If a line of the data below holds the word "Joined", list it.

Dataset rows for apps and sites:
- - -

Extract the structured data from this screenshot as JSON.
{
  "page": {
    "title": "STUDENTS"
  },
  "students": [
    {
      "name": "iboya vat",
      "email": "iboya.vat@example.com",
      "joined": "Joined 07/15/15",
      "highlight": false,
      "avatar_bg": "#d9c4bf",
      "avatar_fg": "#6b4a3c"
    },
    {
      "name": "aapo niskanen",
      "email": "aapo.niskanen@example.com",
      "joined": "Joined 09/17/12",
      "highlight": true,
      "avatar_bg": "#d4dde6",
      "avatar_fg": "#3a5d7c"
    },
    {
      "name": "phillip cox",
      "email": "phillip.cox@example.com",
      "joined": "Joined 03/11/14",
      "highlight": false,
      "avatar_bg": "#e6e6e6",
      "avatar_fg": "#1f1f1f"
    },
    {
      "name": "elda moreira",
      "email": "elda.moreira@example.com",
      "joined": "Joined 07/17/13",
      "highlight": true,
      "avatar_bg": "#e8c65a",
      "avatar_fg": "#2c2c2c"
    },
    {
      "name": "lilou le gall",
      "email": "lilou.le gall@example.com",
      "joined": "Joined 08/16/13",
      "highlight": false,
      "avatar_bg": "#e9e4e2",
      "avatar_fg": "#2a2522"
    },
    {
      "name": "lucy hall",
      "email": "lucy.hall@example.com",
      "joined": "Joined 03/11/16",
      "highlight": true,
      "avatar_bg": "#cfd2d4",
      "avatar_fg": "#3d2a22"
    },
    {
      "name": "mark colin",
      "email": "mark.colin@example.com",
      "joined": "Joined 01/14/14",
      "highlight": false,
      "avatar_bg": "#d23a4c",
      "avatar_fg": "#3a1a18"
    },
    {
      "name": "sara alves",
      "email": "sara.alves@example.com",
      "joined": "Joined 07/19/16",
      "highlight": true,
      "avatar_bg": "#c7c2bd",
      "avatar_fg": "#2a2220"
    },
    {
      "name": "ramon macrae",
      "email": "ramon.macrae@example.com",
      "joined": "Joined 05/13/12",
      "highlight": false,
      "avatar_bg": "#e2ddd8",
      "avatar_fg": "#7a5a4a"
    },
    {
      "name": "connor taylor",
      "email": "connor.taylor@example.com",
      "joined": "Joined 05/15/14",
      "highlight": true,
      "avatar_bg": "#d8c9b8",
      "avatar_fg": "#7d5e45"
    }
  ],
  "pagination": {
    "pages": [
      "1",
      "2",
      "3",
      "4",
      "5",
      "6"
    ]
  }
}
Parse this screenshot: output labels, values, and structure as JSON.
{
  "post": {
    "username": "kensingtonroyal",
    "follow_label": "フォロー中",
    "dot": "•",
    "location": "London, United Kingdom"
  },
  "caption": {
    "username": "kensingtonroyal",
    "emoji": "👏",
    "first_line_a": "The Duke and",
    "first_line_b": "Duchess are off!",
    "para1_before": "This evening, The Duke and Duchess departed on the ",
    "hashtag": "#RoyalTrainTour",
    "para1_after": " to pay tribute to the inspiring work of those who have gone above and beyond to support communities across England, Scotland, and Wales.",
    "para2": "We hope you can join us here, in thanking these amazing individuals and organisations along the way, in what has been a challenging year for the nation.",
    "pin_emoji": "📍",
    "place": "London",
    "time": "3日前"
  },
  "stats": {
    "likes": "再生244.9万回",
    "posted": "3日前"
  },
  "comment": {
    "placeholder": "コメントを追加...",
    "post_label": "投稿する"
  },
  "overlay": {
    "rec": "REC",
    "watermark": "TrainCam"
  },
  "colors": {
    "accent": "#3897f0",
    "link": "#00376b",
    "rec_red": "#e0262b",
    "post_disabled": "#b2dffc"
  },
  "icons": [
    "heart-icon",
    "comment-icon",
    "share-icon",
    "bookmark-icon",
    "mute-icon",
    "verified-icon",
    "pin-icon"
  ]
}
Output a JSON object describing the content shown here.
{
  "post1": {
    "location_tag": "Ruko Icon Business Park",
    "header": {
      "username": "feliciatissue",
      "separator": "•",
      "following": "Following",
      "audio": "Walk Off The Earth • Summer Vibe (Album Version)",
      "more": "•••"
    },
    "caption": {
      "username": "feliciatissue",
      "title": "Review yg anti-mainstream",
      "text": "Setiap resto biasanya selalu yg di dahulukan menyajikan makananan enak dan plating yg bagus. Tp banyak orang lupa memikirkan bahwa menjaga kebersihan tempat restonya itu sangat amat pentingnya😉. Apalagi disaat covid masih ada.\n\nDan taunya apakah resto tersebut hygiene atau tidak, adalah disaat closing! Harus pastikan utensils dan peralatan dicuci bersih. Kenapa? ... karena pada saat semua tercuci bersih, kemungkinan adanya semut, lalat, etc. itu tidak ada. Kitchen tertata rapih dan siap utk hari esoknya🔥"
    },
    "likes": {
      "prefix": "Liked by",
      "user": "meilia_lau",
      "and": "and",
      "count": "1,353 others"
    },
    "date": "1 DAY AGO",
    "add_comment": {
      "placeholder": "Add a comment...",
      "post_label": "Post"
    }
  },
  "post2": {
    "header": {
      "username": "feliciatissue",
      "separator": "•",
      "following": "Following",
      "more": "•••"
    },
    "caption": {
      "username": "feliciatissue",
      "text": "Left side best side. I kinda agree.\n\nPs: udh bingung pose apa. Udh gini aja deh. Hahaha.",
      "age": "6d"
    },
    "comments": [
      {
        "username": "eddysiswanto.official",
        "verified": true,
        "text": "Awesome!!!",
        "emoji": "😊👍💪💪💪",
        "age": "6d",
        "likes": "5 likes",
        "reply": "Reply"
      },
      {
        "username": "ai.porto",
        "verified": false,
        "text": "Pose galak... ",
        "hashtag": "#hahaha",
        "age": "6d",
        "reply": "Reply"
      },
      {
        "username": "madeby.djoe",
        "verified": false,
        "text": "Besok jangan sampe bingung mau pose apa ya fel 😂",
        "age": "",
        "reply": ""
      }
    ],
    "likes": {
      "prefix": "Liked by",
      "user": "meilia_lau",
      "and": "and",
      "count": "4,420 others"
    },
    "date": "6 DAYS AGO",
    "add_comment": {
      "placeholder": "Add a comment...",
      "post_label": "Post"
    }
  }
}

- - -

Exercise result:
      "joined": "Joined 07/15/15",
      "joined": "Joined 09/17/12",
      "joined": "Joined 03/11/14",
      "joined": "Joined 07/17/13",
      "joined": "Joined 08/16/13",
      "joined": "Joined 03/11/16",
      "joined": "Joined 01/14/14",
      "joined": "Joined 07/19/16",
      "joined": "Joined 05/13/12",
      "joined": "Joined 05/15/14",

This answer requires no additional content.